A recent article in The New York Times Magazine asks why so many people in their 20s are taking so long to grow up. In the article, Robin Henig proposes:
“It’s happening all over, in all sorts of families, not just young people moving back home but also young people taking longer to reach adulthood overall. It’s a development that predates the current economic doldrums, and no one knows yet what the impact will be—on the prospects of the young men and women; on the parents on whom so many of them depend; on society, built on the expectation of an orderly progression in which kids finish school, grow up, start careers, make a family and eventually retire to live on pensions supported by the next crop of kids who finish school, grow up, start careers, make a family and on and on. The traditional cycle seems to have gone off course, as young people remain untethered to romantic partners or to permanent homes, going back to school for lack of better options, traveling, avoiding commitments, competing ferociously for unpaid internships or temporary (and often grueling) Teach for America jobs, forestalling the beginning of adult life.”
My friend Bob, who is about 10 years older than I am, told me recently that, at least in our culture, your 20s are about getting educated, your 30s are about accumulating resources (becoming financially sustainable), your 40s are about building (families, houses, careers, ministries, impact) and your 50s are about enjoying what you’ve built (and perhaps pressuring your kids to get married and make babies). He did not intend this as advice, he was only making an observation. But I tend to think it’s a pretty good path. It takes time to build influence, to establish connections and to build confidence in others at your abilities. But delay the process and, well, you are in what psychologists call “suspended adolescence.”

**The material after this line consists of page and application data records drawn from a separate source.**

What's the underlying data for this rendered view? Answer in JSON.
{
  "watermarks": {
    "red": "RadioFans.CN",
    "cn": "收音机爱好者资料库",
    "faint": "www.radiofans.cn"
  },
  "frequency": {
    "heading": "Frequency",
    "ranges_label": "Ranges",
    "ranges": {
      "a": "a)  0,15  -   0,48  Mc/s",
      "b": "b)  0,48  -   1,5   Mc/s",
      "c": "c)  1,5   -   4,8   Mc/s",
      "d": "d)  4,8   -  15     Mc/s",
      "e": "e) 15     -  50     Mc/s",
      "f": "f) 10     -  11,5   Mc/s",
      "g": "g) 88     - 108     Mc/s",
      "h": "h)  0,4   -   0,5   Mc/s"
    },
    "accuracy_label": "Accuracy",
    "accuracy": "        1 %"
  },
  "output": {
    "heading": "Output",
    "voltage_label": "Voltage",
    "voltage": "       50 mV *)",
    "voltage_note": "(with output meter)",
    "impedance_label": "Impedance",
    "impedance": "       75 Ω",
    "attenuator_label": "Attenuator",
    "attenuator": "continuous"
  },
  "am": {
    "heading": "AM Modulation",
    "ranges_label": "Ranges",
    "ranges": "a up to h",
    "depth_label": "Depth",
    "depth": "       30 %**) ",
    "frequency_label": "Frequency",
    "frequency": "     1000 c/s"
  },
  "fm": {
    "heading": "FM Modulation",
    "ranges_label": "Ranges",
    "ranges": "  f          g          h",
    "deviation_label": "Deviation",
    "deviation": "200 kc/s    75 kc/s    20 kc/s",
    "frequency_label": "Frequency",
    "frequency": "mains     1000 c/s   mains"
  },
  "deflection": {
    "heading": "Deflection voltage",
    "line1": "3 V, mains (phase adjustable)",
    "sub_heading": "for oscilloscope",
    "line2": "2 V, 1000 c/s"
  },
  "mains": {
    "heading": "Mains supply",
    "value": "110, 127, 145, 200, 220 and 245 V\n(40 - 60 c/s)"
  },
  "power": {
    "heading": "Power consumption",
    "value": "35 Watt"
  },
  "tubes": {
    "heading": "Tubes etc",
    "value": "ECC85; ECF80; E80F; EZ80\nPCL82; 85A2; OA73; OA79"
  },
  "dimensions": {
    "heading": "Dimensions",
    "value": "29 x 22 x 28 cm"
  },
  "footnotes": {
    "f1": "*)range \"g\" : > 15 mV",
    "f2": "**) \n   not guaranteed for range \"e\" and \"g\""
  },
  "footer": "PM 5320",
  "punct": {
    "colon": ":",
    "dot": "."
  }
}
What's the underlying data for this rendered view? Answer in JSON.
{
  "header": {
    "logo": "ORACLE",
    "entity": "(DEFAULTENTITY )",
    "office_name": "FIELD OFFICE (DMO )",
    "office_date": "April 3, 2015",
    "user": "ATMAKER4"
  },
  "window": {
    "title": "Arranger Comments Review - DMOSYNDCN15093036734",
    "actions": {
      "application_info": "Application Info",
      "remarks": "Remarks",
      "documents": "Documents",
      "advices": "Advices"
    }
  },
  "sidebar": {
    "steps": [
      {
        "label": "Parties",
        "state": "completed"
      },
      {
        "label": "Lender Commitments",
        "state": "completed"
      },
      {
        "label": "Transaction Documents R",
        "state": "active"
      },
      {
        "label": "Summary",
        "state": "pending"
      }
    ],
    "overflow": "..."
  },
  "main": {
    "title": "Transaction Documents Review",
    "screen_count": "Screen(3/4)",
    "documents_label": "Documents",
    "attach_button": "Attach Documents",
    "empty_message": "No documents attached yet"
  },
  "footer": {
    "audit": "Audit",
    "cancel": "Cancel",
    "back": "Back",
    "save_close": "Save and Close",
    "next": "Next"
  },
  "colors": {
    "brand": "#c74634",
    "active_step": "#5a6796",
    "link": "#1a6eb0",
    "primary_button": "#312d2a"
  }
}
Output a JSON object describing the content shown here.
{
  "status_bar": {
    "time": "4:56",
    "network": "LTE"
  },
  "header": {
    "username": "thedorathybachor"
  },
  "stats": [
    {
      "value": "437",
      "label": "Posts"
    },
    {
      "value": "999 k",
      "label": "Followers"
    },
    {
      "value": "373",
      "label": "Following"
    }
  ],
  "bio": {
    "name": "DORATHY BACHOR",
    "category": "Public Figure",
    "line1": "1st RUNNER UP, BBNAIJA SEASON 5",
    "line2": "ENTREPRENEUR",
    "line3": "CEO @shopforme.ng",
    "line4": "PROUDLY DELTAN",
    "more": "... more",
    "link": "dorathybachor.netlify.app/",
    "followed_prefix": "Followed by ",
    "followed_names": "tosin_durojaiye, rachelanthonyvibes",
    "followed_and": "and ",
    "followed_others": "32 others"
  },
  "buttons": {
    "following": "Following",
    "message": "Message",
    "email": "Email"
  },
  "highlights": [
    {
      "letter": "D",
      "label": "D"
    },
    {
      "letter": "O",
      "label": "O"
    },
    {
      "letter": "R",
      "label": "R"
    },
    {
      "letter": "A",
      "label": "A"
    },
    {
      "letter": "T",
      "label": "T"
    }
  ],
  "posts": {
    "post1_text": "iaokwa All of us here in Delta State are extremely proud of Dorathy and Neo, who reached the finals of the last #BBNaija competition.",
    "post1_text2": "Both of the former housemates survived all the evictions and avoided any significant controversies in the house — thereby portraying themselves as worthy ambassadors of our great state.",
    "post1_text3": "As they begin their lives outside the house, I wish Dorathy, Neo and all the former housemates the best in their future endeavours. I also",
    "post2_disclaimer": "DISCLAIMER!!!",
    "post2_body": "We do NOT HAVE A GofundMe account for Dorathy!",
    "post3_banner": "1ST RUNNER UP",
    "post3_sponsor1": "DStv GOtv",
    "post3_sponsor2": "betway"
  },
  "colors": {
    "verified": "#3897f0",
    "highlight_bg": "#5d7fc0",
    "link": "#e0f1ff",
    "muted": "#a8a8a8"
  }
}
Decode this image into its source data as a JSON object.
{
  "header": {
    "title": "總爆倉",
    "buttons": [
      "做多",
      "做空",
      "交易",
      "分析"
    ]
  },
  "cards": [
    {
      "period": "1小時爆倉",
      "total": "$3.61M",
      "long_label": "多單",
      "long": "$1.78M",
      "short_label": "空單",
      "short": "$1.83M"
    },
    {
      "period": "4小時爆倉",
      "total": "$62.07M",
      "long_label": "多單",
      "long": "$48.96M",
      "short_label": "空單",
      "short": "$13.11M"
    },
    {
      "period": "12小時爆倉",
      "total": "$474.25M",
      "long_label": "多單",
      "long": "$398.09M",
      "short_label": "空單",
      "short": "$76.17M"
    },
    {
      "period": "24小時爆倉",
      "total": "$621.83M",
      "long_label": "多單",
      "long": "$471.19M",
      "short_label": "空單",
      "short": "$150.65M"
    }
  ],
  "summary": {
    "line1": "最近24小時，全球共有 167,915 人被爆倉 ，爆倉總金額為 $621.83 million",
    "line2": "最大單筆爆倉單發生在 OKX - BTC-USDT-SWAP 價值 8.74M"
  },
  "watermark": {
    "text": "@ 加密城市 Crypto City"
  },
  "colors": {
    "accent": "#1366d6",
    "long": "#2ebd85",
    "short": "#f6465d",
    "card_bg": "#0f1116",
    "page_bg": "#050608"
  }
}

To be honest, most of my friends who are in their 20s are seriously ambitious and enormously accomplished. I think of my friend Justin Zoradi over at These Numbers Have Faces, or Chase Reeves who is building his little blog empire, or Joshua DuBois who runs the president’s Faith-Based Partnerships and Community Initiatives Program or Jenny White who is heading up Charlie Peacock’s Art House Program in Dallas. It’s hard for me to see twentysomethings as kids (unless we start talking about music! Twentysomethings trade in bands like children with baseball cards, hardly taking time to actually listen to the music! Call me an agist. I know I am an agist), but apparently the phenomenon is real. So if you’re in your early 20s and it’s just after noon and you’re crawling out of the bed, you grew up sleeping in and surfing the Internet with a laptop on your belly, here are some tips:
1. Lose your friends: If your friends aren’t ambitious, if they don’t have clear plans, you probably won’t either. This doesn’t mean to reject them, but it does mean if your friends want to lay around doing nothing all day, get some new friends. The single greatest influence playing on you is your friends. You will become like the people you hang around.
2. Read books: Try to read a book a week for the next six weeks. This alone will stimulate your mind and you’ll start being bored with being bored. You’ll want to explore ideas. Your conversations with friends will become boring. You’ll wonder how many more conversations you can have (or that you have to have) about what happened the last time you guys were drunk.
3. Write down your goals for the next five years, one year, one month and one week: Do this now. If you don’t know what you want, that’s a very serious problem, so just write down anything and start moving. A body in motion stays in motion. It doesn’t matter if you change your mind later. You can’t change your mind about what you want until you start moving forward.
4. Ask your parents or a mentor for criticism: Criticism from people who love you is a gift and a blessing. It’s going to be hard to take, and the first thing you are going to want to do is criticize them back, but don’t do it. Just soak it in, then act on whatever they say. Nobody is perfect, but people who don’t accept criticism end up worse off in the end.
5. Accept hardship: Hardship is part of every life, and God intends it to purify you and prepare you. If you reject hardship, you reject life.
6. Cut the cynicism: Leaders don’t roll their eyes, children do. Is the Dave Matthews Band so yesterday? Great. You and the kids in the high school cafeteria can talk about it all day. People work very hard to do what they do, and when you roll your eyes you’re being insulting. Children are insulting, adults appreciate craftsmanship over fashion. That said, the last Dave Matthews’ record really wasn’t that bad.
7. Accomplish something: Nothing builds true confidence like success. Want to be a filmmaker? Make a short film and enter it into a contest. Want to write? Write an essay and submit it to a journal. Pick something and practice and work until you’re good at it. You can only change direction if you are in motion.
Of course, there are a million more tips. But this should get the ball rolling … or at least get you out of bed.
Donald Miller is the author of Blue Like Jazz (Nelson) and A Million Miles in a Thousand Years (Nelson). This article originally appeared on his blog and is used by permission.